Required work:
Copy every line below where the string "title" is found.
┄┄┄┄┄┄┄┄┄┄
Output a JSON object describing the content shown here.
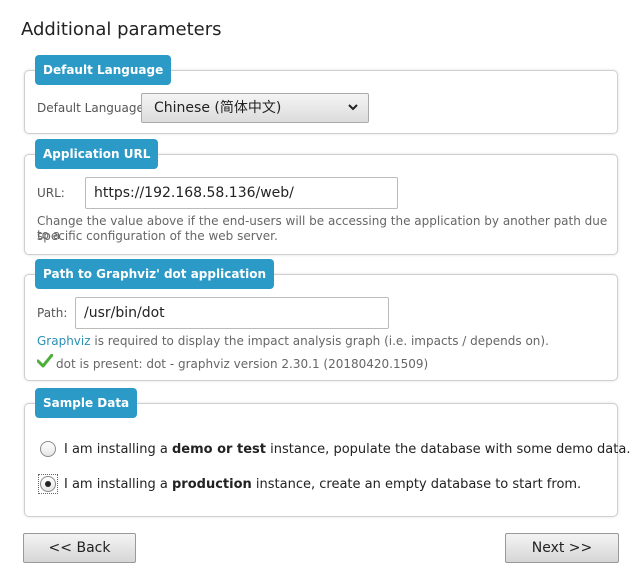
{
  "page": {
    "title": "Additional parameters"
  },
  "language": {
    "legend": "Default Language",
    "label": "Default Language:",
    "selected": "Chinese (简体中文)"
  },
  "url": {
    "legend": "Application URL",
    "label": "URL:",
    "value": "https://192.168.58.136/web/",
    "help_line1": "Change the value above if the end-users will be accessing the application by another path due to a",
    "help_line2": "specific configuration of the web server."
  },
  "graphviz": {
    "legend": "Path to Graphviz' dot application",
    "label": "Path:",
    "value": "/usr/bin/dot",
    "help_link": "Graphviz",
    "help_rest": " is required to display the impact analysis graph (i.e. impacts / depends on).",
    "status": "dot is present: dot - graphviz version 2.30.1 (20180420.1509)"
  },
  "sample": {
    "legend": "Sample Data",
    "option_demo": {
      "prefix": "I am installing a ",
      "bold": "demo or test",
      "suffix": " instance, populate the database with some demo data."
    },
    "option_production": {
      "prefix": "I am installing a ",
      "bold": "production",
      "suffix": " instance, create an empty database to start from."
    },
    "selected": "production"
  },
  "buttons": {
    "back": "<< Back",
    "next": "Next >>"
  },
  "colors": {
    "legend_bg": "#2c9ac7",
    "link": "#2c8fb5",
    "check": "#4caf3a"
  }
}
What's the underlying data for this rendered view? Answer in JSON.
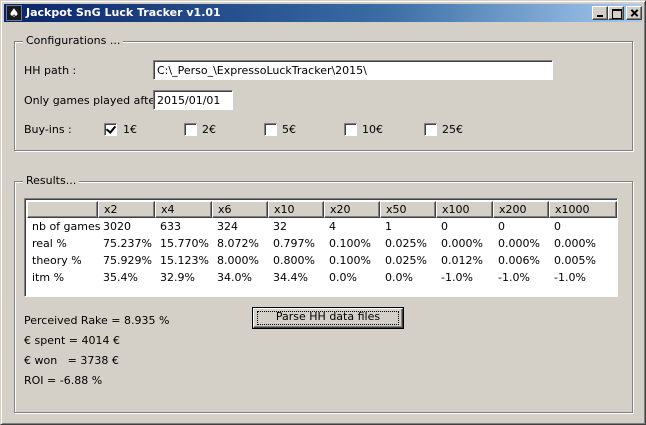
{
  "window": {
    "title": "Jackpot SnG Luck Tracker v1.01",
    "app_icon": "spade-card-icon",
    "app_icon_glyph": "♠"
  },
  "configurations": {
    "legend": "Configurations ...",
    "hh_path_label": "HH path :",
    "hh_path_value": "C:\\_Perso_\\ExpressoLuckTracker\\2015\\",
    "only_after_label": "Only games played after :",
    "only_after_value": "2015/01/01",
    "buyins_label": "Buy-ins :",
    "buyins": [
      {
        "label": "1€",
        "checked": true
      },
      {
        "label": "2€",
        "checked": false
      },
      {
        "label": "5€",
        "checked": false
      },
      {
        "label": "10€",
        "checked": false
      },
      {
        "label": "25€",
        "checked": false
      }
    ]
  },
  "results": {
    "legend": "Results...",
    "columns": [
      "",
      "x2",
      "x4",
      "x6",
      "x10",
      "x20",
      "x50",
      "x100",
      "x200",
      "x1000"
    ],
    "rows": [
      [
        "nb of games",
        "3020",
        "633",
        "324",
        "32",
        "4",
        "1",
        "0",
        "0",
        "0"
      ],
      [
        "real %",
        "75.237%",
        "15.770%",
        "8.072%",
        "0.797%",
        "0.100%",
        "0.025%",
        "0.000%",
        "0.000%",
        "0.000%"
      ],
      [
        "theory %",
        "75.929%",
        "15.123%",
        "8.000%",
        "0.800%",
        "0.100%",
        "0.025%",
        "0.012%",
        "0.006%",
        "0.005%"
      ],
      [
        "itm %",
        "35.4%",
        "32.9%",
        "34.0%",
        "34.4%",
        "0.0%",
        "0.0%",
        "-1.0%",
        "-1.0%",
        "-1.0%"
      ]
    ],
    "perceived_rake": "Perceived Rake = 8.935 %",
    "spent": "€ spent = 4014 €",
    "won": "€ won   = 3738 €",
    "roi": "ROI = -6.88 %",
    "parse_button_label": "Parse HH data files"
  }
}
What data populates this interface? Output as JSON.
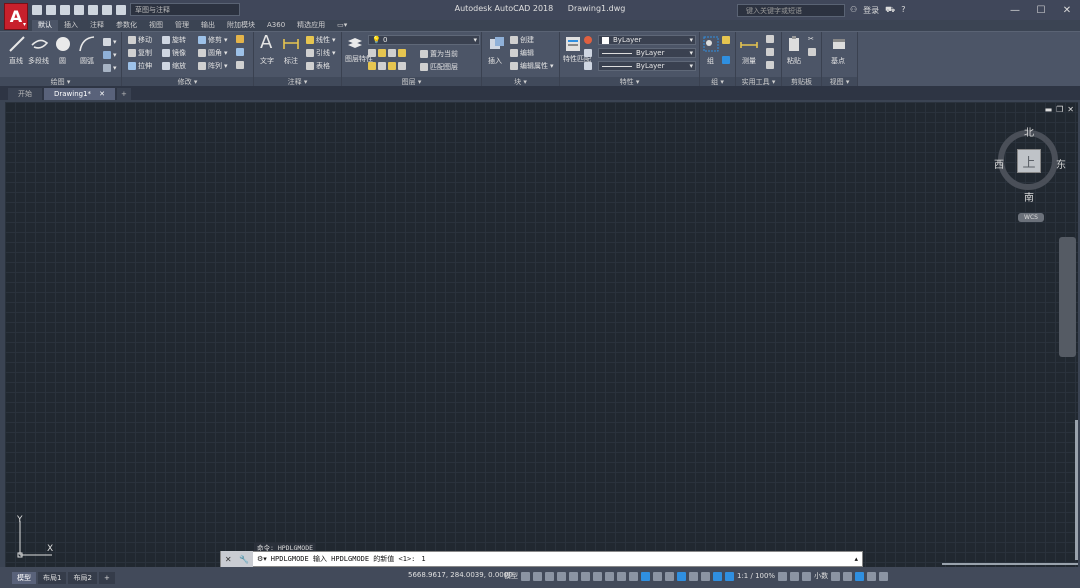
{
  "window": {
    "app_name": "Autodesk AutoCAD 2018",
    "file_name": "Drawing1.dwg"
  },
  "qat": {
    "workspace": "草图与注释"
  },
  "search": {
    "placeholder": "键入关键字或短语"
  },
  "account": {
    "login": "登录"
  },
  "ribbon_tabs": [
    "默认",
    "插入",
    "注释",
    "参数化",
    "视图",
    "管理",
    "输出",
    "附加模块",
    "A360",
    "精选应用"
  ],
  "ribbon": {
    "draw": {
      "line": "直线",
      "polyline": "多段线",
      "circle": "圆",
      "arc": "圆弧",
      "panel": "绘图 ▾"
    },
    "modify": {
      "move": "移动",
      "rotate": "旋转",
      "trim": "修剪",
      "copy": "复制",
      "mirror": "镜像",
      "fillet": "圆角",
      "stretch": "拉伸",
      "scale": "缩放",
      "array": "阵列",
      "panel": "修改 ▾"
    },
    "annotation": {
      "text": "文字",
      "dimension": "标注",
      "linear": "线性",
      "leader": "引线",
      "table": "表格",
      "panel": "注释 ▾"
    },
    "layers": {
      "layer_props": "图层特性",
      "layer_value": "0",
      "make_current": "置为当前",
      "match_layer": "匹配图层",
      "panel": "图层 ▾"
    },
    "block": {
      "insert": "插入",
      "create": "创建",
      "edit": "编辑",
      "edit_attr": "编辑属性",
      "panel": "块 ▾"
    },
    "properties": {
      "match": "特性匹配",
      "color": "ByLayer",
      "linetype": "ByLayer",
      "lineweight": "ByLayer",
      "panel": "特性 ▾"
    },
    "groups": {
      "group": "组",
      "panel": "组 ▾"
    },
    "utilities": {
      "measure": "测量",
      "panel": "实用工具 ▾"
    },
    "clipboard": {
      "paste": "粘贴",
      "panel": "剪贴板"
    },
    "view": {
      "base": "基点",
      "panel": "视图 ▾"
    }
  },
  "file_tabs": {
    "start": "开始",
    "drawing": "Drawing1*"
  },
  "viewcube": {
    "north": "北",
    "south": "南",
    "east": "东",
    "west": "西",
    "top": "上",
    "wcs": "WCS"
  },
  "command": {
    "history": "命令: HPDLGMODE",
    "prompt": "HPDLGMODE 输入 HPDLGMODE 的新值 <1>:",
    "value": "1"
  },
  "ucs": {
    "x": "X",
    "y": "Y"
  },
  "status": {
    "layout_tabs": [
      "模型",
      "布局1",
      "布局2"
    ],
    "coords": "5668.9617, 284.0039, 0.0000",
    "model": "模型",
    "scale": "1:1 / 100%",
    "units": "小数"
  }
}
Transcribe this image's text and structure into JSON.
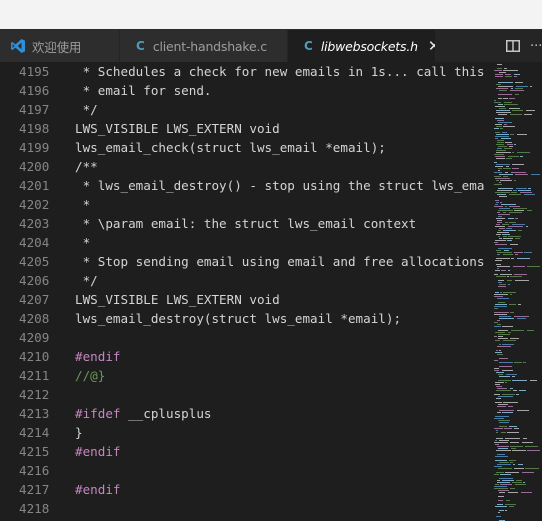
{
  "tabs": [
    {
      "label": "欢迎使用",
      "icon": "vscode-logo-icon",
      "active": false
    },
    {
      "label": "client-handshake.c",
      "icon": "c-file-icon",
      "active": false
    },
    {
      "label": "libwebsockets.h",
      "icon": "c-file-icon",
      "active": true,
      "close": "✕"
    }
  ],
  "editor_actions": {
    "split_icon": "split-editor-icon",
    "more_label": "···"
  },
  "code_lines": [
    {
      "num": "4195",
      "text": " * Schedules a check for new emails in 1s... call this",
      "kind": "comment"
    },
    {
      "num": "4196",
      "text": " * email for send.",
      "kind": "comment"
    },
    {
      "num": "4197",
      "text": " */",
      "kind": "comment"
    },
    {
      "num": "4198",
      "text": "LWS_VISIBLE LWS_EXTERN void",
      "kind": "code"
    },
    {
      "num": "4199",
      "text": "lws_email_check(struct lws_email *email);",
      "kind": "code"
    },
    {
      "num": "4200",
      "text": "/**",
      "kind": "comment"
    },
    {
      "num": "4201",
      "text": " * lws_email_destroy() - stop using the struct lws_ema",
      "kind": "comment"
    },
    {
      "num": "4202",
      "text": " *",
      "kind": "comment"
    },
    {
      "num": "4203",
      "text": " * \\param email: the struct lws_email context",
      "kind": "comment"
    },
    {
      "num": "4204",
      "text": " *",
      "kind": "comment"
    },
    {
      "num": "4205",
      "text": " * Stop sending email using email and free allocations",
      "kind": "comment"
    },
    {
      "num": "4206",
      "text": " */",
      "kind": "comment"
    },
    {
      "num": "4207",
      "text": "LWS_VISIBLE LWS_EXTERN void",
      "kind": "code"
    },
    {
      "num": "4208",
      "text": "lws_email_destroy(struct lws_email *email);",
      "kind": "code"
    },
    {
      "num": "4209",
      "text": "",
      "kind": "code"
    },
    {
      "num": "4210",
      "text": "#endif",
      "kind": "preproc"
    },
    {
      "num": "4211",
      "text": "//@}",
      "kind": "greencomment"
    },
    {
      "num": "4212",
      "text": "",
      "kind": "code"
    },
    {
      "num": "4213",
      "text": "#ifdef",
      "extra": " __cplusplus",
      "kind": "preproc"
    },
    {
      "num": "4214",
      "text": "}",
      "kind": "code"
    },
    {
      "num": "4215",
      "text": "#endif",
      "kind": "preproc"
    },
    {
      "num": "4216",
      "text": "",
      "kind": "code"
    },
    {
      "num": "4217",
      "text": "#endif",
      "kind": "preproc"
    },
    {
      "num": "4218",
      "text": "",
      "kind": "code"
    }
  ],
  "colors": {
    "background": "#1e1e1e",
    "tabbar": "#252526",
    "line_number": "#858585",
    "text": "#d4d4d4",
    "preprocessor": "#c586c0",
    "green_comment": "#6a9955",
    "c_icon": "#519aba"
  }
}
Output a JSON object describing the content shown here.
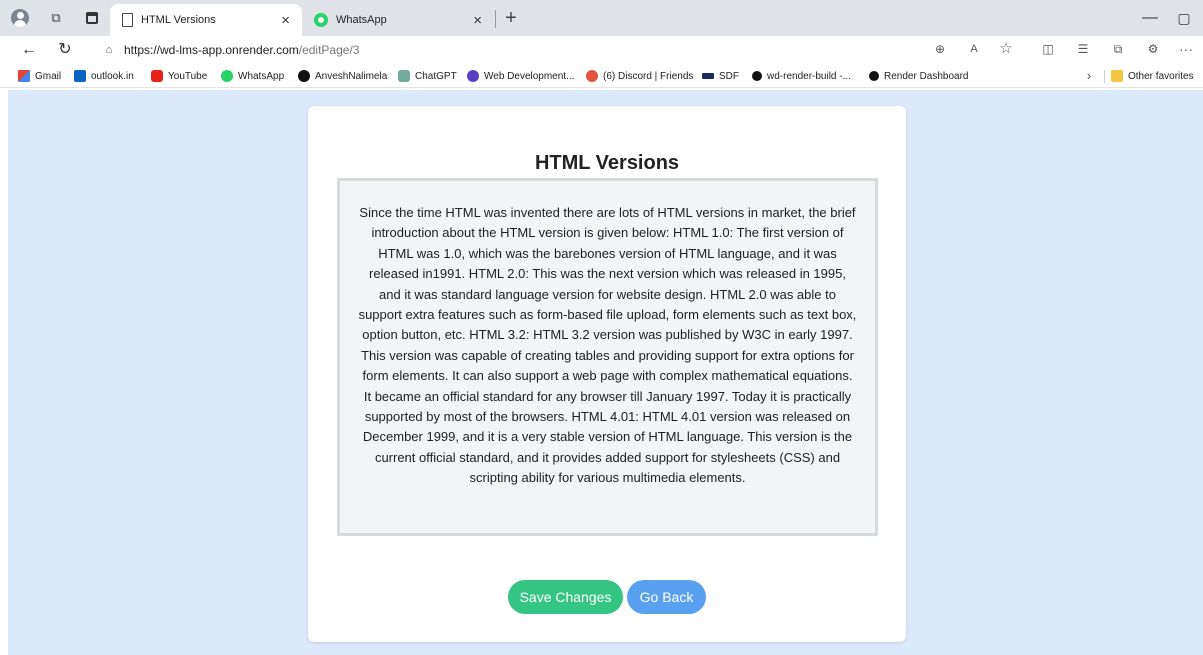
{
  "browser": {
    "tabs": [
      {
        "title": "HTML Versions",
        "close": "×"
      },
      {
        "title": "WhatsApp",
        "close": "×"
      }
    ],
    "new_tab": "+",
    "window": {
      "minimize": "—",
      "maximize": "▢"
    },
    "address": {
      "url_host": "https://wd-lms-app.onrender.com",
      "url_path": "/editPage/3"
    },
    "icons": {
      "back": "←",
      "refresh": "↻",
      "lock": "⌂",
      "zoom": "⊕",
      "read_aloud": "A",
      "favorite": "☆",
      "split": "◫",
      "favorites": "☰",
      "collections": "⧉",
      "extensions": "⚙",
      "more": "···",
      "chevron": "›"
    },
    "bookmarks": [
      {
        "label": "Gmail"
      },
      {
        "label": "outlook.in"
      },
      {
        "label": "YouTube"
      },
      {
        "label": "WhatsApp"
      },
      {
        "label": "AnveshNalimela"
      },
      {
        "label": "ChatGPT"
      },
      {
        "label": "Web Development..."
      },
      {
        "label": "(6) Discord | Friends"
      },
      {
        "label": "SDF"
      },
      {
        "label": "wd-render-build -..."
      },
      {
        "label": "Render Dashboard"
      }
    ],
    "other_favorites": "Other favorites"
  },
  "page": {
    "title": "HTML Versions",
    "content": "Since the time HTML was invented there are lots of HTML versions in market, the brief introduction about the HTML version is given below: HTML 1.0: The first version of HTML was 1.0, which was the barebones version of HTML language, and it was released in1991. HTML 2.0: This was the next version which was released in 1995, and it was standard language version for website design. HTML 2.0 was able to support extra features such as form-based file upload, form elements such as text box, option button, etc. HTML 3.2: HTML 3.2 version was published by W3C in early 1997. This version was capable of creating tables and providing support for extra options for form elements. It can also support a web page with complex mathematical equations. It became an official standard for any browser till January 1997. Today it is practically supported by most of the browsers. HTML 4.01: HTML 4.01 version was released on December 1999, and it is a very stable version of HTML language. This version is the current official standard, and it provides added support for stylesheets (CSS) and scripting ability for various multimedia elements.",
    "save_label": "Save Changes",
    "back_label": "Go Back"
  },
  "colors": {
    "page_background": "#dce8fb",
    "save_button": "#34c483",
    "back_button": "#5aa0f0"
  }
}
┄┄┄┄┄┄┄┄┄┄
Response to the task:
    "title": "Additional parameters"
    "title": "Jackpot SnG Luck Tracker v1.01",
        "title": "HTML Versions",
        "title": "WhatsApp",
    "title": "HTML Versions",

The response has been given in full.